To read more about the Miss South Carolina Princess Program, subscribe to fourpoints!
Source: Stephen M. Frocchi Photo: Becki J. Owens
When Amalia Schwerdtmann, board chairman of Miss Illinois Scholarship Association, talks about her initial involvement with the Miss Illinois pageant, she first mentions that she was a hostess for Miss Illinois starting in 1995. Then she quickly mentions that she ran a local pageant as well.
"I have the perspective from being board chairman to running a local," Amalia says.
For Amalia, the locals are what give the Miss Illinois program its strength. The core purpose of the organization, based in Lake in the Hills, is to help provide the young women of Illinois who compete in its local and state programs with opportunities to enhance their personal and professional development through the organization's scholarship programs.
"We really listen to local directors for their ideas to obtain what they want and need in order to make Illinois successful under the Miss America umbrella," Amalia says.
Being successful goes beyond the pageant to being financially successful. Illinois pageant officials are willing to change, to learn from mistakes. It's critical for the pageant to be fiscally responsible for its own existence, along with helping the young women and their families in tough economic times.
"You don't want the parents to have to pay for things when their daughters are competing in scholarship programs," Amalia says. "We always try to get sponsorships. We're fortunate with the directors we have. We're fortunate with donors we have, the sponsors. Bridal Elegance and Pageantry is one of our largest sponsors. We're very blessed."
These blessings come about from a lot of hard work.
"We follow the successful old adage of knocking on doors and making phone calls," Amalia says. "The program runs a golf outing every year, sells tickets to the pageant program, and offers a princess program. There were forty-three princesses last year, its fifth.

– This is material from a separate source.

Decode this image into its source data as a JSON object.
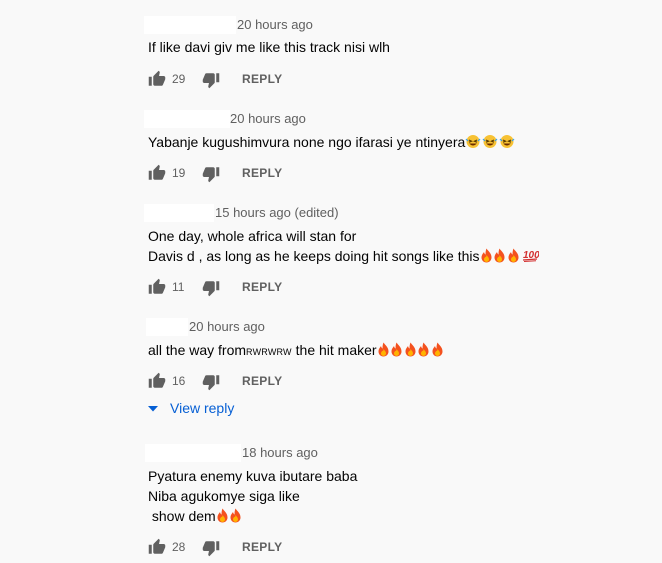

The Miss Illinois mentoring program is a non-competitive mentoring program."
To read more about the Miss Illinois Scholarship Association, subscribe to fourpoints!